### Raw data:
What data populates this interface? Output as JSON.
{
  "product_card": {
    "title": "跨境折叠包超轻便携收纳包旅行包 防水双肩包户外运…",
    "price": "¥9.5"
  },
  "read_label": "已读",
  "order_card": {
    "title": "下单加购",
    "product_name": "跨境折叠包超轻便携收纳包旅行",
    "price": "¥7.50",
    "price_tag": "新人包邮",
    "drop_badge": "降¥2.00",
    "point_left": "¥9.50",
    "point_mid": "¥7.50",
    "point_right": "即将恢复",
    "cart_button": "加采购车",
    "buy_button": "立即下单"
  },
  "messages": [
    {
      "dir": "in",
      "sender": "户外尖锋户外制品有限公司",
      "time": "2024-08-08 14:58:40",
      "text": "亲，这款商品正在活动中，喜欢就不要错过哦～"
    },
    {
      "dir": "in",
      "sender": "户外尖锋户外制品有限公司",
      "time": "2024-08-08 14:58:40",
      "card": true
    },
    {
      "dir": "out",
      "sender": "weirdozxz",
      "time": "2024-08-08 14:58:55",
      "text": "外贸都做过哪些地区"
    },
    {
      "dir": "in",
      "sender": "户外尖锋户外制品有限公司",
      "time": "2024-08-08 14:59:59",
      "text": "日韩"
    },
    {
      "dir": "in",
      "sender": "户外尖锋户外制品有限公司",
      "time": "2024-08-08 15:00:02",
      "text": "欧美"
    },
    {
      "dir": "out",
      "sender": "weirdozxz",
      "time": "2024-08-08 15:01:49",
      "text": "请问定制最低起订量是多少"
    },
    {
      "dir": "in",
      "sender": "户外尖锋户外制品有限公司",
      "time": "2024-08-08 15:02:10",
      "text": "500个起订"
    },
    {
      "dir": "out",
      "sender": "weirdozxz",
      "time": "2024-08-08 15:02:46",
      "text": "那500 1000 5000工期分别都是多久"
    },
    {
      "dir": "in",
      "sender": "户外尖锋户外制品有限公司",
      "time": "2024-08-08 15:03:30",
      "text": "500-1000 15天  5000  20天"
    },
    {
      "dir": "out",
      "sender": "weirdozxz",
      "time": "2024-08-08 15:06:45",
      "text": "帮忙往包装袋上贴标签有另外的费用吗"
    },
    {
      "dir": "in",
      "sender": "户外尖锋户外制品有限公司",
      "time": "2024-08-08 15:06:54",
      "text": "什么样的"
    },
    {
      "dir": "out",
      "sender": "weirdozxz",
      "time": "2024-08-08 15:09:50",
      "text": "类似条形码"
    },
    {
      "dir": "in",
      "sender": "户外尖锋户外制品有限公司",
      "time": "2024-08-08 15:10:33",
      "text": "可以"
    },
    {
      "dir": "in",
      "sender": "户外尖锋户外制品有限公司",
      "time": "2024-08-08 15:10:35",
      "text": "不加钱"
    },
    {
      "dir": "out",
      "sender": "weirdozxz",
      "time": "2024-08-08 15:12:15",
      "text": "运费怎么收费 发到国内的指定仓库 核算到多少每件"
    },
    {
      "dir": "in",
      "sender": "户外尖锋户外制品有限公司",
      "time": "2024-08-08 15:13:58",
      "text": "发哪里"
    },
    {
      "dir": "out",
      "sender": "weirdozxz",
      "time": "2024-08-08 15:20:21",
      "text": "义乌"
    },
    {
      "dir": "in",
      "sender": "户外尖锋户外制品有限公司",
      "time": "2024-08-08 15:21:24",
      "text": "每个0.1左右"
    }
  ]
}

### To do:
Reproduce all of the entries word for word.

### Answer:
What data populates this interface? Output as JSON.
{
  "product_card": {
    "title": "跨境折叠包超轻便携收纳包旅行包 防水双肩包户外运…",
    "price": "¥9.5"
  },
  "read_label": "已读",
  "order_card": {
    "title": "下单加购",
    "product_name": "跨境折叠包超轻便携收纳包旅行",
    "price": "¥7.50",
    "price_tag": "新人包邮",
    "drop_badge": "降¥2.00",
    "point_left": "¥9.50",
    "point_mid": "¥7.50",
    "point_right": "即将恢复",
    "cart_button": "加采购车",
    "buy_button": "立即下单"
  },
  "messages": [
    {
      "dir": "in",
      "sender": "户外尖锋户外制品有限公司",
      "time": "2024-08-08 14:58:40",
      "text": "亲，这款商品正在活动中，喜欢就不要错过哦～"
    },
    {
      "dir": "in",
      "sender": "户外尖锋户外制品有限公司",
      "time": "2024-08-08 14:58:40",
      "card": true
    },
    {
      "dir": "out",
      "sender": "weirdozxz",
      "time": "2024-08-08 14:58:55",
      "text": "外贸都做过哪些地区"
    },
    {
      "dir": "in",
      "sender": "户外尖锋户外制品有限公司",
      "time": "2024-08-08 14:59:59",
      "text": "日韩"
    },
    {
      "dir": "in",
      "sender": "户外尖锋户外制品有限公司",
      "time": "2024-08-08 15:00:02",
      "text": "欧美"
    },
    {
      "dir": "out",
      "sender": "weirdozxz",
      "time": "2024-08-08 15:01:49",
      "text": "请问定制最低起订量是多少"
    },
    {
      "dir": "in",
      "sender": "户外尖锋户外制品有限公司",
      "time": "2024-08-08 15:02:10",
      "text": "500个起订"
    },
    {
      "dir": "out",
      "sender": "weirdozxz",
      "time": "2024-08-08 15:02:46",
      "text": "那500 1000 5000工期分别都是多久"
    },
    {
      "dir": "in",
      "sender": "户外尖锋户外制品有限公司",
      "time": "2024-08-08 15:03:30",
      "text": "500-1000 15天  5000  20天"
    },
    {
      "dir": "out",
      "sender": "weirdozxz",
      "time": "2024-08-08 15:06:45",
      "text": "帮忙往包装袋上贴标签有另外的费用吗"
    },
    {
      "dir": "in",
      "sender": "户外尖锋户外制品有限公司",
      "time": "2024-08-08 15:06:54",
      "text": "什么样的"
    },
    {
      "dir": "out",
      "sender": "weirdozxz",
      "time": "2024-08-08 15:09:50",
      "text": "类似条形码"
    },
    {
      "dir": "in",
      "sender": "户外尖锋户外制品有限公司",
      "time": "2024-08-08 15:10:33",
      "text": "可以"
    },
    {
      "dir": "in",
      "sender": "户外尖锋户外制品有限公司",
      "time": "2024-08-08 15:10:35",
      "text": "不加钱"
    },
    {
      "dir": "out",
      "sender": "weirdozxz",
      "time": "2024-08-08 15:12:15",
      "text": "运费怎么收费 发到国内的指定仓库 核算到多少每件"
    },
    {
      "dir": "in",
      "sender": "户外尖锋户外制品有限公司",
      "time": "2024-08-08 15:13:58",
      "text": "发哪里"
    },
    {
      "dir": "out",
      "sender": "weirdozxz",
      "time": "2024-08-08 15:20:21",
      "text": "义乌"
    },
    {
      "dir": "in",
      "sender": "户外尖锋户外制品有限公司",
      "time": "2024-08-08 15:21:24",
      "text": "每个0.1左右"
    }
  ]
}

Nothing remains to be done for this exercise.